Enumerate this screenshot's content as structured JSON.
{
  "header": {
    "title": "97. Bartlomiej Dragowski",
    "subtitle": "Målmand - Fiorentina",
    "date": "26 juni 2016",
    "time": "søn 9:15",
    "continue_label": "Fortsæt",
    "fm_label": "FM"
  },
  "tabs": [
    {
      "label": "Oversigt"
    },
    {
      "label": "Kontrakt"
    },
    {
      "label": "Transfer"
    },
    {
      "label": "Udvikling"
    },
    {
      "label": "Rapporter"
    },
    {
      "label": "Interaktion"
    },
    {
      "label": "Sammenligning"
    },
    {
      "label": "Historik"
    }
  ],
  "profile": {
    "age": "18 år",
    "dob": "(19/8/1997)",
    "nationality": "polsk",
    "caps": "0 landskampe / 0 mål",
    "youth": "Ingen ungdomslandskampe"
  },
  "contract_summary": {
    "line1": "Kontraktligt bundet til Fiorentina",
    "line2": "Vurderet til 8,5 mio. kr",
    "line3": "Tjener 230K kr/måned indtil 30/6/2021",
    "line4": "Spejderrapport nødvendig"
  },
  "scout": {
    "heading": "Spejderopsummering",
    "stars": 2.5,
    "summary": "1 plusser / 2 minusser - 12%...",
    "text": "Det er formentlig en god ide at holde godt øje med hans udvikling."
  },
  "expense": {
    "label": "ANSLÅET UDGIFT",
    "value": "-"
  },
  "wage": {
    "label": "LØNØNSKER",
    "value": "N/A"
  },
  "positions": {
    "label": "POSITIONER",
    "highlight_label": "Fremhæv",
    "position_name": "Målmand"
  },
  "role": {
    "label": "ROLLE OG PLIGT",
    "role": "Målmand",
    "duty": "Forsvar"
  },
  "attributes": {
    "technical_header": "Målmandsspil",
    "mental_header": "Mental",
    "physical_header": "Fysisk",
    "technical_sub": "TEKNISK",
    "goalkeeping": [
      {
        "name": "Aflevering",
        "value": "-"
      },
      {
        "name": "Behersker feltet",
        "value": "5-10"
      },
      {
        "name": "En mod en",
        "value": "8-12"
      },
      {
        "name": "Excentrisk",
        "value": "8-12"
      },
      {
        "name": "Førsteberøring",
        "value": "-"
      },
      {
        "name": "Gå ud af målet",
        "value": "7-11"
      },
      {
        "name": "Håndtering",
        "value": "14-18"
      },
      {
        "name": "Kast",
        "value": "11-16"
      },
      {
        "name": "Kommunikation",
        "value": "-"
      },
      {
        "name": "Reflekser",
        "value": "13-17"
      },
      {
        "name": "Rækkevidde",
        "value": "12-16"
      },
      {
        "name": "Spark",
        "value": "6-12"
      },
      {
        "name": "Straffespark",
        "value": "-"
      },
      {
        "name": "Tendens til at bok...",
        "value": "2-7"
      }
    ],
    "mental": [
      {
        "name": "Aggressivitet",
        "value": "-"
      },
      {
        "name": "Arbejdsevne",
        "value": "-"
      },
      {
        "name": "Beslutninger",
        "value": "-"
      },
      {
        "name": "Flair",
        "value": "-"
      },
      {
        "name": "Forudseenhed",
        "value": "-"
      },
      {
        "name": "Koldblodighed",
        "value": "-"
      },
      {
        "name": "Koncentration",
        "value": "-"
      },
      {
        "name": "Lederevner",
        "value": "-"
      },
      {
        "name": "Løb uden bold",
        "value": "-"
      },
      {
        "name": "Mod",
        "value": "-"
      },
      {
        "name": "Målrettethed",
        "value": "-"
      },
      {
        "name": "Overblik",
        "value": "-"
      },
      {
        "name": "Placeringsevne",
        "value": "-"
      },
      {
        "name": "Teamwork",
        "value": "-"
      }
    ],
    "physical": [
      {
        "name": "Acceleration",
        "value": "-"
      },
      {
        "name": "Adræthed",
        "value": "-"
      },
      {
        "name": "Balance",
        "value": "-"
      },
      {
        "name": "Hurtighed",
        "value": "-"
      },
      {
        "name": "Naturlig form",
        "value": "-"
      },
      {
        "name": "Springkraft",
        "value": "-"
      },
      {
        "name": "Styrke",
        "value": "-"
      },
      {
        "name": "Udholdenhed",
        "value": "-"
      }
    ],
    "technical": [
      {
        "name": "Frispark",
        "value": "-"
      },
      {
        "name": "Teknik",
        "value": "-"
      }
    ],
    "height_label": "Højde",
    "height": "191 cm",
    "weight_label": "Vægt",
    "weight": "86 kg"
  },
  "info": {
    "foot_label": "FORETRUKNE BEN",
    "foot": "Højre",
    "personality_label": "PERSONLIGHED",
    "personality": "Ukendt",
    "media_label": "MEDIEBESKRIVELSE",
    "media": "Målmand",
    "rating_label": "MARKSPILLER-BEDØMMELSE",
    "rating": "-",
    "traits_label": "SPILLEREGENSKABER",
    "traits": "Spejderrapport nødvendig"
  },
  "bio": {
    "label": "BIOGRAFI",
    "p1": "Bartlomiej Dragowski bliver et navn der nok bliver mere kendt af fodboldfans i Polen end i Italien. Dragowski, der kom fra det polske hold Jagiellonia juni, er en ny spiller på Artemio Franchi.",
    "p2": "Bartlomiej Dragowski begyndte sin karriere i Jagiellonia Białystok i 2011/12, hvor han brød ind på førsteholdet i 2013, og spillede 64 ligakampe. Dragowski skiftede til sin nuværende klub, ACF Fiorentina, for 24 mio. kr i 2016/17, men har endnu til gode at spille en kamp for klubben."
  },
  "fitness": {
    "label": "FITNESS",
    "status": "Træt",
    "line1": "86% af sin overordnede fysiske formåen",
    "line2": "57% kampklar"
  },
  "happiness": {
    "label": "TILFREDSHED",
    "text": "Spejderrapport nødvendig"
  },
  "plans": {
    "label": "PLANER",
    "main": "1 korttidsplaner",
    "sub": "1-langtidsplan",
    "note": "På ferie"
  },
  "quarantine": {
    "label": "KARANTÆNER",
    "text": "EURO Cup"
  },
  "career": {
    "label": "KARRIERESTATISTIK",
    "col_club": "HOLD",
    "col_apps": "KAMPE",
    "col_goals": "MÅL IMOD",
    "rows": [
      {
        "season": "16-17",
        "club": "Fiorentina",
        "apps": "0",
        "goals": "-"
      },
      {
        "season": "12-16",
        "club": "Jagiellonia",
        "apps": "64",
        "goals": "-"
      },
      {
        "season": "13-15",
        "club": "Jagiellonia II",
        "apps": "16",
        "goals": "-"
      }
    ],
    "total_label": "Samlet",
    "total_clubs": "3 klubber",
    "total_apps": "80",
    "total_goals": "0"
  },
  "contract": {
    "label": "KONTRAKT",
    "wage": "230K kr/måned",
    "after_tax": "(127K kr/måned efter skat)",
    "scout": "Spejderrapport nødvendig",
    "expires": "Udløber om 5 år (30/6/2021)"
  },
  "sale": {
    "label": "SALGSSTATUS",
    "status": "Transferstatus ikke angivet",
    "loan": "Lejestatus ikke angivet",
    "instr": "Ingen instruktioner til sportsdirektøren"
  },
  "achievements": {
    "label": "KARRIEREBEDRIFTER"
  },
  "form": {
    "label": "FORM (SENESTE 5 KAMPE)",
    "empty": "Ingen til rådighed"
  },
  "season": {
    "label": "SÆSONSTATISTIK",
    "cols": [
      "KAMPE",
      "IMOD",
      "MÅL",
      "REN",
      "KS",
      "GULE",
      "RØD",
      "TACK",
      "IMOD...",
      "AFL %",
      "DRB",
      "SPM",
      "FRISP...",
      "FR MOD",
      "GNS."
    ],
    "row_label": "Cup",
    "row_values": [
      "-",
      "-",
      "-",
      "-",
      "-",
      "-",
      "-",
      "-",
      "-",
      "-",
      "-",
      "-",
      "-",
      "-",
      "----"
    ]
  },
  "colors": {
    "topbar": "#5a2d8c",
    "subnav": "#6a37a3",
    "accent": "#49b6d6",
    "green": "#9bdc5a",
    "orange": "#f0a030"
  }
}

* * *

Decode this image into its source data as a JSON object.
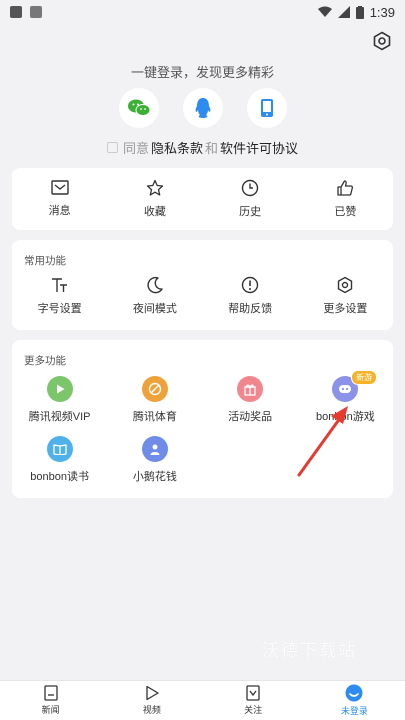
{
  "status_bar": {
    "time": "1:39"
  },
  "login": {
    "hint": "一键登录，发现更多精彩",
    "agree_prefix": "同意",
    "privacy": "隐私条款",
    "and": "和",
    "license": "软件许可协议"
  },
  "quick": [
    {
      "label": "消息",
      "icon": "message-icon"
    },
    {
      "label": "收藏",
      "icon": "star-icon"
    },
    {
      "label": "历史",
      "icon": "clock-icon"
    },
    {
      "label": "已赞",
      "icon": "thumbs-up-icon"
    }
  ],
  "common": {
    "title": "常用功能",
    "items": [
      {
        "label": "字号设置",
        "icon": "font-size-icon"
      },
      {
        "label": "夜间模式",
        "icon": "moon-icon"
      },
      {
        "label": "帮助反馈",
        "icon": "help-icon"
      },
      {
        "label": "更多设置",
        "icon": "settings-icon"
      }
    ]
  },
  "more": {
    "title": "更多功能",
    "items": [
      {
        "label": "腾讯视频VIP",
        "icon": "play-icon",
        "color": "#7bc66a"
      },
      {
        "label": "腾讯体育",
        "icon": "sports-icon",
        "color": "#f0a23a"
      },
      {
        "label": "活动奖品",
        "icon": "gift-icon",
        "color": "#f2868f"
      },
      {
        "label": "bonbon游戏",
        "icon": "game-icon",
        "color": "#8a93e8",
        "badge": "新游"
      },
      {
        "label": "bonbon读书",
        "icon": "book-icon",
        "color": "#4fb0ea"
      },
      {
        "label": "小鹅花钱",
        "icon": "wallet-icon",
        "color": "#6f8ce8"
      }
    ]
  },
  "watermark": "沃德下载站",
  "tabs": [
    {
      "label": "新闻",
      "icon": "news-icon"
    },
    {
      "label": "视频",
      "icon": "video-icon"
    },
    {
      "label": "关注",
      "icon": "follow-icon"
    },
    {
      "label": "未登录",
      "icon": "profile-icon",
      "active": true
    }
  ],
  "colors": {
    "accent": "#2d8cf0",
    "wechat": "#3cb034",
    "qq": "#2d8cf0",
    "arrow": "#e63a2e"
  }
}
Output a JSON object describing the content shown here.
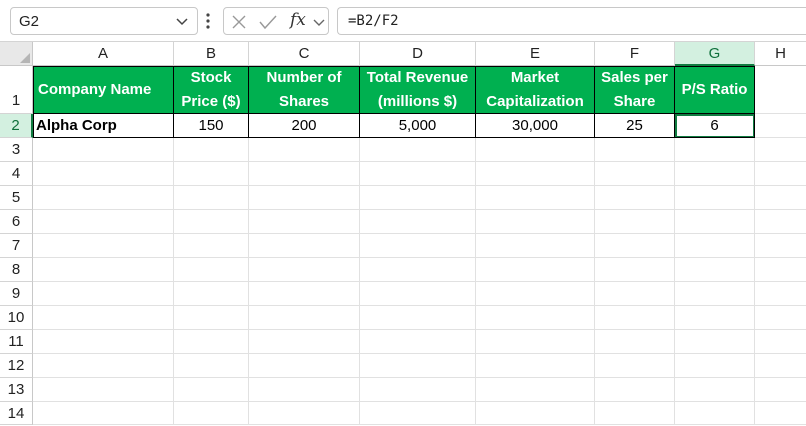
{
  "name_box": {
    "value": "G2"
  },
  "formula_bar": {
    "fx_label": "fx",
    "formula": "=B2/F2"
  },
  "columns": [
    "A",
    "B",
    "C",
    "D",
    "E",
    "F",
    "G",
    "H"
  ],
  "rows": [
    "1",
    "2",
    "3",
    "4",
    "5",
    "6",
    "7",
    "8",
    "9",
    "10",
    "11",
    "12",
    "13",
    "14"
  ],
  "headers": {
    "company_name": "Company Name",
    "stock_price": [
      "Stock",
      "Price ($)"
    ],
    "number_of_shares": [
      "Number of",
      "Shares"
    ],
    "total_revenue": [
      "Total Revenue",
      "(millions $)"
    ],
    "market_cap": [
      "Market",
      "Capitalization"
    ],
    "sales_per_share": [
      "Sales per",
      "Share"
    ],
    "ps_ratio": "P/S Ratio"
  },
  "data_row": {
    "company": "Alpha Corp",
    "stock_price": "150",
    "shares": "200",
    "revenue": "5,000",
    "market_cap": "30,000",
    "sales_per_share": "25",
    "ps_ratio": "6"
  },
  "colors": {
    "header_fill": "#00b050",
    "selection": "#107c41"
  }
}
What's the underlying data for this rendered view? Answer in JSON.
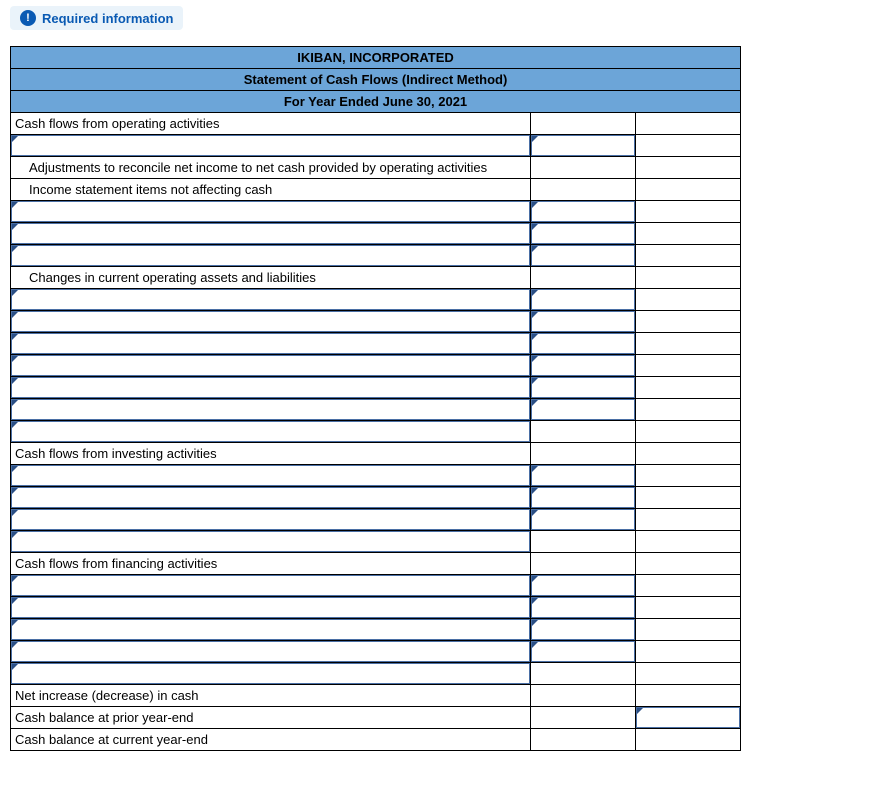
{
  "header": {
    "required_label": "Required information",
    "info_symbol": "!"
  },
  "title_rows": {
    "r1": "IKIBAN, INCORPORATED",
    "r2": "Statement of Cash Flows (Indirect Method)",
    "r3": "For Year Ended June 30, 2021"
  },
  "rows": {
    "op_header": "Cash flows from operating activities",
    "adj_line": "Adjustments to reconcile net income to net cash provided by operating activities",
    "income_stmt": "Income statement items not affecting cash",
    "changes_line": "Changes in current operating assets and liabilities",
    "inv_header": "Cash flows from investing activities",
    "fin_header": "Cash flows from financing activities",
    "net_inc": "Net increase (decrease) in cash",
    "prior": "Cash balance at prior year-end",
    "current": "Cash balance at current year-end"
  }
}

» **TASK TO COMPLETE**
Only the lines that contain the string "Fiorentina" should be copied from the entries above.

» **RESULT OF THE EXERCISE**
    "subtitle": "Målmand - Fiorentina",
    "line1": "Kontraktligt bundet til Fiorentina",
    "p2": "Bartlomiej Dragowski begyndte sin karriere i Jagiellonia Białystok i 2011/12, hvor han brød ind på førsteholdet i 2013, og spillede 64 ligakampe. Dragowski skiftede til sin nuværende klub, ACF Fiorentina, for 24 mio. kr i 2016/17, men har endnu til gode at spille en kamp for klubben."
        "club": "Fiorentina",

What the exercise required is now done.